Going into the 2017 trade deadline, the Baltimore Orioles were largely expected to be sellers. Closer to the wild card race than the AL East cellar, the team still had more holes than strengths and were positioned to auction off closer Zach Britton at the very least.
Some owners just don’t want to sell. Especially if the team isn’t in a position where there’s simply no other option. The Orioles aren’t out of it by any means. Don’t expect them to make up the 6.5 games in the division, but only 3.5 games separate them from a postseason berth via the wild card.
The script for the O’s has been a perplexing one. Manny Machado has struggled mightily but they’ve received an incredible season from Jonathan Schoop —second in the American League in RBI with 79— as well as a breakout year from Trey Mancini (.298 with 17 home runs) and free agent signing Wellington Castillo has been a steal at $6 million dollars.
Hitting isn’t this club’s problem. It’s pitching. Specifically starting pitching. Only Cincinnati pitchers have a worse ERA than the Orioles’ 4.98. The same applies to starters, where the O’s enter August fourth with a dreadful 5.71 mark.
So they’re not out of it. They’re probably not in it, either. But they’re in it enough that ownership wants to at least go for it with this group.
With that said, they addressed the starting pitching circus with the low-cost acquisition of Jeremy Hellickson, who has seemingly been on the block since he was acquired by Philly at the end of 2015.
With respect to fan favorite Hyun Soo Kim and minor league pitcher Garrett Cleavinger (as well as international spending money, sorry), Hellickson came rather cheap. He’s going to be a free agent but it could be a mutual fit going forward.
Days later on actual deadline day, Baltimore snuck in another deal. Another buying job. Nothing to make big headlines but Tim Beckham is more than serviceable. A 1.6 WAR and three more years of team control slot Beckham right into the starting shortstop position in Baltimore.
A spot designated for J.J. Hardy, who is on the disabled list with a wrist injury but hasn’t done much this season anyway. He’ll likely get his spot back with Beckham taking the backup role, but it’s another low-cost, low-risk stealth buy that only cost the club minor league pitcher Tobias Myers.
Tampa had no room or need and finally cut ties with the 2008 first overall selection. It’s a good get for Baltimore, who can do a lot worse with a third middle infielder.
Similar to how the Pittsburgh Pirates stealth bought Felipe Rivero last season despite a winning 52-49 record.
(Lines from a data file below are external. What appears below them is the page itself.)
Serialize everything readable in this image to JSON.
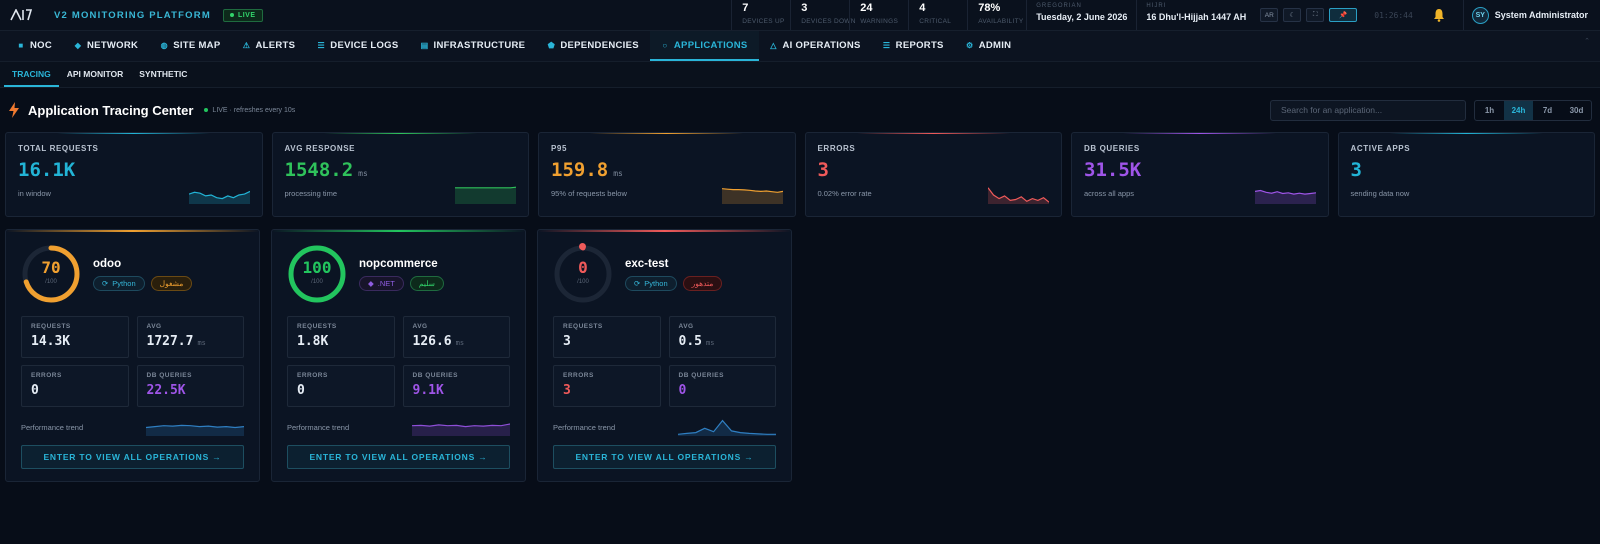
{
  "topbar": {
    "brand": "V2 MONITORING PLATFORM",
    "live": "LIVE",
    "stats": [
      {
        "value": "7",
        "label": "DEVICES UP"
      },
      {
        "value": "3",
        "label": "DEVICES DOWN"
      },
      {
        "value": "24",
        "label": "WARNINGS"
      },
      {
        "value": "4",
        "label": "CRITICAL"
      },
      {
        "value": "78%",
        "label": "AVAILABILITY"
      }
    ],
    "gregorian_label": "GREGORIAN",
    "gregorian_date": "Tuesday, 2 June 2026",
    "hijri_label": "HIJRI",
    "hijri_date": "16 Dhu'l-Hijjah 1447 AH",
    "lang_btn": "AR",
    "clock": "01:26:44",
    "user_initials": "SY",
    "user_name": "System Administrator"
  },
  "nav": {
    "items": [
      {
        "label": "NOC",
        "icon": "grid-icon"
      },
      {
        "label": "NETWORK",
        "icon": "diamond-icon"
      },
      {
        "label": "SITE MAP",
        "icon": "globe-icon"
      },
      {
        "label": "ALERTS",
        "icon": "warning-icon"
      },
      {
        "label": "DEVICE LOGS",
        "icon": "list-icon"
      },
      {
        "label": "INFRASTRUCTURE",
        "icon": "server-icon"
      },
      {
        "label": "DEPENDENCIES",
        "icon": "network-icon"
      },
      {
        "label": "APPLICATIONS",
        "icon": "circle-icon"
      },
      {
        "label": "AI OPERATIONS",
        "icon": "triangle-icon"
      },
      {
        "label": "REPORTS",
        "icon": "list-icon"
      },
      {
        "label": "ADMIN",
        "icon": "gear-icon"
      }
    ],
    "active_index": 7
  },
  "subnav": {
    "items": [
      "TRACING",
      "API MONITOR",
      "SYNTHETIC"
    ]
  },
  "page": {
    "title": "Application Tracing Center",
    "refresh": "LIVE · refreshes every 10s",
    "search_placeholder": "Search for an application...",
    "ranges": [
      "1h",
      "24h",
      "7d",
      "30d"
    ],
    "active_range": "24h"
  },
  "kpis": [
    {
      "label": "TOTAL REQUESTS",
      "value": "16.1K",
      "unit": "",
      "sub": "in window",
      "color": "#22b4d6",
      "spark": [
        0.55,
        0.65,
        0.6,
        0.45,
        0.5,
        0.35,
        0.3,
        0.45,
        0.35,
        0.5,
        0.55,
        0.7
      ]
    },
    {
      "label": "AVG RESPONSE",
      "value": "1548.2",
      "unit": "ms",
      "sub": "processing time",
      "color": "#2fc25b",
      "spark": [
        0.9,
        0.9,
        0.9,
        0.9,
        0.9,
        0.9,
        0.9,
        0.9,
        0.9,
        0.9,
        0.9,
        0.93
      ]
    },
    {
      "label": "P95",
      "value": "159.8",
      "unit": "ms",
      "sub": "95% of requests below",
      "color": "#f0a030",
      "spark": [
        0.85,
        0.82,
        0.8,
        0.8,
        0.78,
        0.76,
        0.72,
        0.7,
        0.72,
        0.68,
        0.65,
        0.7
      ]
    },
    {
      "label": "ERRORS",
      "value": "3",
      "unit": "",
      "sub": "0.02% error rate",
      "color": "#f05a5a",
      "spark": [
        0.9,
        0.5,
        0.3,
        0.45,
        0.2,
        0.25,
        0.4,
        0.15,
        0.3,
        0.2,
        0.35,
        0.1
      ]
    },
    {
      "label": "DB QUERIES",
      "value": "31.5K",
      "unit": "",
      "sub": "across all apps",
      "color": "#9f55e8",
      "spark": [
        0.7,
        0.75,
        0.65,
        0.6,
        0.68,
        0.58,
        0.62,
        0.55,
        0.6,
        0.55,
        0.58,
        0.62
      ]
    },
    {
      "label": "ACTIVE APPS",
      "value": "3",
      "unit": "",
      "sub": "sending data now",
      "color": "#22b4d6",
      "spark": null
    }
  ],
  "apps": [
    {
      "name": "odoo",
      "score": "70",
      "score_max": "/100",
      "score_value": 70,
      "color": "#f0a030",
      "lang": "Python",
      "lang_kind": "python",
      "status": "مشغول",
      "status_kind": "warn",
      "alert": false,
      "requests": "14.3K",
      "avg": "1727.7",
      "avg_unit": "ms",
      "errors": "0",
      "errors_color": "#e6edf5",
      "db": "22.5K",
      "spark_color": "#2f7fc2",
      "spark": [
        0.5,
        0.55,
        0.6,
        0.58,
        0.62,
        0.6,
        0.55,
        0.58,
        0.52,
        0.55,
        0.5,
        0.55
      ]
    },
    {
      "name": "nopcommerce",
      "score": "100",
      "score_max": "/100",
      "score_value": 100,
      "color": "#22c55e",
      "lang": ".NET",
      "lang_kind": "net",
      "status": "سليم",
      "status_kind": "ok",
      "alert": false,
      "requests": "1.8K",
      "avg": "126.6",
      "avg_unit": "ms",
      "errors": "0",
      "errors_color": "#e6edf5",
      "db": "9.1K",
      "spark_color": "#8e4fd8",
      "spark": [
        0.6,
        0.62,
        0.58,
        0.65,
        0.6,
        0.62,
        0.55,
        0.6,
        0.58,
        0.62,
        0.6,
        0.7
      ]
    },
    {
      "name": "exc-test",
      "score": "0",
      "score_max": "/100",
      "score_value": 0,
      "color": "#f05a5a",
      "lang": "Python",
      "lang_kind": "python",
      "status": "متدهور",
      "status_kind": "err",
      "alert": true,
      "requests": "3",
      "avg": "0.5",
      "avg_unit": "ms",
      "errors": "3",
      "errors_color": "#f05a5a",
      "db": "0",
      "spark_color": "#2f7fc2",
      "spark": [
        0.1,
        0.15,
        0.2,
        0.45,
        0.25,
        0.9,
        0.3,
        0.2,
        0.15,
        0.12,
        0.1,
        0.1
      ]
    }
  ],
  "labels": {
    "requests": "REQUESTS",
    "avg": "AVG",
    "errors": "ERRORS",
    "db": "DB QUERIES",
    "trend": "Performance trend",
    "enter": "ENTER TO VIEW ALL OPERATIONS →"
  }
}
They also received prospect Taylor Hearn, who John Sickels ranks seventh in the Buccos’ system.
It’s been a steal of a deal, a deal met with surprise and criticism for the Pirates, just as the Orioles are taking some heat for their unexpected pair of moves.
They aren’t deals that will change the baseball landscape but it’s two very cheap acquisitions for a team that isn’t committing to a rebuild just yet, but aren’t far off from making the playoffs.